She’s now safe in a womb-like space capsule but finds that its thrusters are completely out of fuel. She’s adrift. All the frantic scrambling she has gone through with Kowalski and his sacrifice of his life for hers has still come to nothing. She faces a slow, cold and lonely death.
After repeated attempts to contact Mission Control, Ryan manages to connect with Aningaaq a man back on earth who happens to be using a ham radio. There is a touching back and forth between the two, but seemingly resigned to her fate, Ryan simply turns the dials in the spacecraft to decrease the oxygen supply to nothing in an attempt to speed her death.
She asks Aningaaq, now the only human contact she has, to sing her to sleep.
Despite this, her subconscious has other plans. It has decided to “get busy living.”
In quick succession, we see Matt Kowalski thump on the Soyuz hatch window, open the hatch from the outside and swing himself into the spacecraft.
We see Kolwalski there, bantering about his new record time in space, finding the bottle of vodka he knows is stashed under a Soyuz seat and turning on the lights to brighten the mode of the place.
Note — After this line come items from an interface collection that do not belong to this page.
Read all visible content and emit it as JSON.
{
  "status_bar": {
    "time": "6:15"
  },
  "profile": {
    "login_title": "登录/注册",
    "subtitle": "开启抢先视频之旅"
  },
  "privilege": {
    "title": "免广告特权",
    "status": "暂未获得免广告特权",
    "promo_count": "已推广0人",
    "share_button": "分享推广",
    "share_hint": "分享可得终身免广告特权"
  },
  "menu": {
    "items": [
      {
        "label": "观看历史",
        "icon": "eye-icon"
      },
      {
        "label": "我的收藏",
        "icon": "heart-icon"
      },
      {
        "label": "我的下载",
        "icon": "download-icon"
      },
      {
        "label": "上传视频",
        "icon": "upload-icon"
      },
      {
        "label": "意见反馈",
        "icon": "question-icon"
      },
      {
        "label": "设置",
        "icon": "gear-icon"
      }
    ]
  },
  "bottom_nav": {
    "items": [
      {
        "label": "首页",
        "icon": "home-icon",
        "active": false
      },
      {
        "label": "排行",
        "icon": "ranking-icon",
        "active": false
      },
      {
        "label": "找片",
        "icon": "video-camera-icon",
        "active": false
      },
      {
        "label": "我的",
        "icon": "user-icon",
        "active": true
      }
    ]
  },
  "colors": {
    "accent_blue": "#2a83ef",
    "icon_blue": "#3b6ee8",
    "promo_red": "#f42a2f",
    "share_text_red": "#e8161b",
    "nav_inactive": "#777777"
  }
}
But we know very well he can’t be real. This is Ryan’s mind rebelling against the decision to quit on life.
As the “two” converse, Ryan enumerates the reasons why she’s completely out of options, why there’s no hope. Kowalski interrupts the pattern of defeat:
I get it, it’s nice up here. You can just shut down all the systems, turn out all the lights… and just close your eyes and tune out everybody. There’s nobody up here that can hurt you. It’s safe. I mean, what’s the point of going on? What’s the point of living? Your kid died. Doesn’t get any rougher than that. But still, it’s a matter of what you do now. If you decide to go, then you gotta just get on with it. Sit back, enjoy the ride. You gotta plant both your feet on the ground and start livin’ life.
This is Ryan’s subconscious piping up: saying you have to “get busy living or get busy dying.”
No matter what you choice you make, you are always carrying through on some kind of action. You can choose a path that you believe will lead to growth and becoming or a path of inaction that seems safe yet ultimately leads to a “dead” life, a life of “Living and partly living” to borrow a phrase from the poet T.S. Elliot.
These two movies have multiple themes but it seems to me this universal message they have in common is what makes them so satisfying to watch. That message is that in each moment of our lives we need to make choice between living – despite the pain, sometimes suffering that comes with it – and “death”, a passive life scripted by others.